While Beefeater 24 adds three new botanicals (Japanese Sencha tea, Chinese green tea and Spanish grapefruit peel) to the original nine (juniper, Seville orange peel, lemon peel, angelica root, angelica seed, orris root, licorice, coriander seed and almond), it tastes quite a bit like regular Beefeater. The tea flavors are really, really understated and create a slight tannic finish; Beefeater’s traditional citrusy character gets a little more complexity from the grapefruit peel; and the 24 is softer in the mouth than the original. Otherwise, it’s as London-dry and cocktail-friendly as its parent. It’s also more expensive, of course, at $29/750 ml compared to $22 or so for the original. (The 24 cuts out more of the heads and tails, or beginning and end products of distillation, resulting in a smoother spirit.)

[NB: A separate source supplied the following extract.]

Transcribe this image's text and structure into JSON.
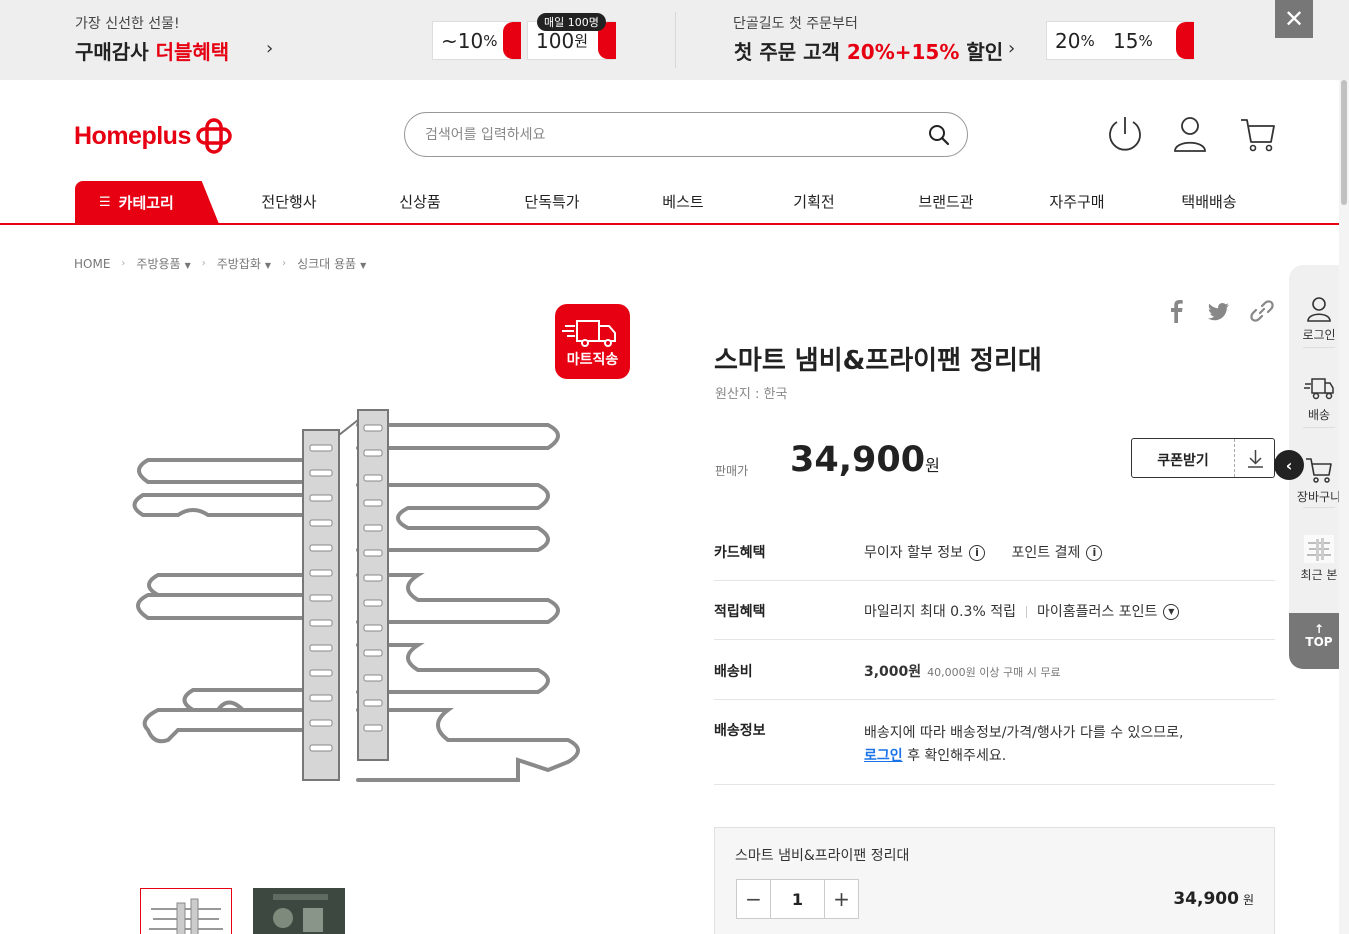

Beefeater master distiller and all-around nice guy Desmond Payne, who was in town for the launch, seemed pleased as punch by his new creation — the first recipe he has been called upon to devise in his 40+ years making gin, first for Plymouth, then for Beefeater. He mentioned that one of his favorite gin drinks is a Negroni, and he was excited about 24’s debut aligning with the resurgence in classic cocktails. The growth in demand for the flavors of old means that Payne could unabashedly create a new gin for the gin drinker.

Gin Old-Fashioned
Created for the Beefeater 24 launch party at Drink

2 oz Beefeater 24
1/4 oz gomme syrup (2 parts sugar, 1 part water)
1 dash bergamot bitters (house-made)
1 dash Angostura orange bitters

Build in a heavy-bottomed rocks glass and stir well over a large lump of ice.

Posted in Booze in the news, Gin | 6 Comments »